-- ACTIVITY --
Return each record exactly as it appears, so that nothing is dropped or altered.

-- MATERIALS PROVIDED follows --

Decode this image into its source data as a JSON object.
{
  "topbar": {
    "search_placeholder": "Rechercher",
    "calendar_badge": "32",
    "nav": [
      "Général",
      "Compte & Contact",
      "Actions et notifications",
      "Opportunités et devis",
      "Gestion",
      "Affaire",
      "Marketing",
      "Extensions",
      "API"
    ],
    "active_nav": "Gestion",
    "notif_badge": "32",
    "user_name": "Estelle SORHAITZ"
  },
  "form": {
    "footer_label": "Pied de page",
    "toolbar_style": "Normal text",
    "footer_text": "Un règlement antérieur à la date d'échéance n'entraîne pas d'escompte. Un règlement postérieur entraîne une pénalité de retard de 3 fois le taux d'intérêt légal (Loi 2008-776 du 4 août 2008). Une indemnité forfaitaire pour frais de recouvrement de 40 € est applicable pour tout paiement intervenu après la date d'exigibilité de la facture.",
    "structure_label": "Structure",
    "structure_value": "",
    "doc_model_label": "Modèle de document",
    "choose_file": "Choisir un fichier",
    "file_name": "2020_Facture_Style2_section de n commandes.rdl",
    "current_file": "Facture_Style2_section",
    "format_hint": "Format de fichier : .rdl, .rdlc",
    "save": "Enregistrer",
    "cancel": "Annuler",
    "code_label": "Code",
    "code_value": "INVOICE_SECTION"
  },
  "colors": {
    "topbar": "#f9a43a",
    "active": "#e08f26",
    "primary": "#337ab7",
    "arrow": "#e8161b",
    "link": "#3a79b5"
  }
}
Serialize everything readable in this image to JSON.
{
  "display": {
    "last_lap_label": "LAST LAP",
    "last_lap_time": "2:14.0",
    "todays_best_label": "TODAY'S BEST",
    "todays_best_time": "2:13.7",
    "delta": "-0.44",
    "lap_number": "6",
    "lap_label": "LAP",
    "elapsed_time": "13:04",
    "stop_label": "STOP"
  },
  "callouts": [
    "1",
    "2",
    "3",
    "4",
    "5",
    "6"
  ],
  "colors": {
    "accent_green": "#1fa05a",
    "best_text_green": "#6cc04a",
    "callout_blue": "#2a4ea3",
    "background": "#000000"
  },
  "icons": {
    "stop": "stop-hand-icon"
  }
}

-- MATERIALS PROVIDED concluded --

-- SOLUTION TO THE PROBLEM --
Decode this image into its source data as a JSON object.
{
  "topbar": {
    "search_placeholder": "Rechercher",
    "calendar_badge": "32",
    "nav": [
      "Général",
      "Compte & Contact",
      "Actions et notifications",
      "Opportunités et devis",
      "Gestion",
      "Affaire",
      "Marketing",
      "Extensions",
      "API"
    ],
    "active_nav": "Gestion",
    "notif_badge": "32",
    "user_name": "Estelle SORHAITZ"
  },
  "form": {
    "footer_label": "Pied de page",
    "toolbar_style": "Normal text",
    "footer_text": "Un règlement antérieur à la date d'échéance n'entraîne pas d'escompte. Un règlement postérieur entraîne une pénalité de retard de 3 fois le taux d'intérêt légal (Loi 2008-776 du 4 août 2008). Une indemnité forfaitaire pour frais de recouvrement de 40 € est applicable pour tout paiement intervenu après la date d'exigibilité de la facture.",
    "structure_label": "Structure",
    "structure_value": "",
    "doc_model_label": "Modèle de document",
    "choose_file": "Choisir un fichier",
    "file_name": "2020_Facture_Style2_section de n commandes.rdl",
    "current_file": "Facture_Style2_section",
    "format_hint": "Format de fichier : .rdl, .rdlc",
    "save": "Enregistrer",
    "cancel": "Annuler",
    "code_label": "Code",
    "code_value": "INVOICE_SECTION"
  },
  "colors": {
    "topbar": "#f9a43a",
    "active": "#e08f26",
    "primary": "#337ab7",
    "arrow": "#e8161b",
    "link": "#3a79b5"
  }
}
Serialize everything readable in this image to JSON.
{
  "display": {
    "last_lap_label": "LAST LAP",
    "last_lap_time": "2:14.0",
    "todays_best_label": "TODAY'S BEST",
    "todays_best_time": "2:13.7",
    "delta": "-0.44",
    "lap_number": "6",
    "lap_label": "LAP",
    "elapsed_time": "13:04",
    "stop_label": "STOP"
  },
  "callouts": [
    "1",
    "2",
    "3",
    "4",
    "5",
    "6"
  ],
  "colors": {
    "accent_green": "#1fa05a",
    "best_text_green": "#6cc04a",
    "callout_blue": "#2a4ea3",
    "background": "#000000"
  },
  "icons": {
    "stop": "stop-hand-icon"
  }
}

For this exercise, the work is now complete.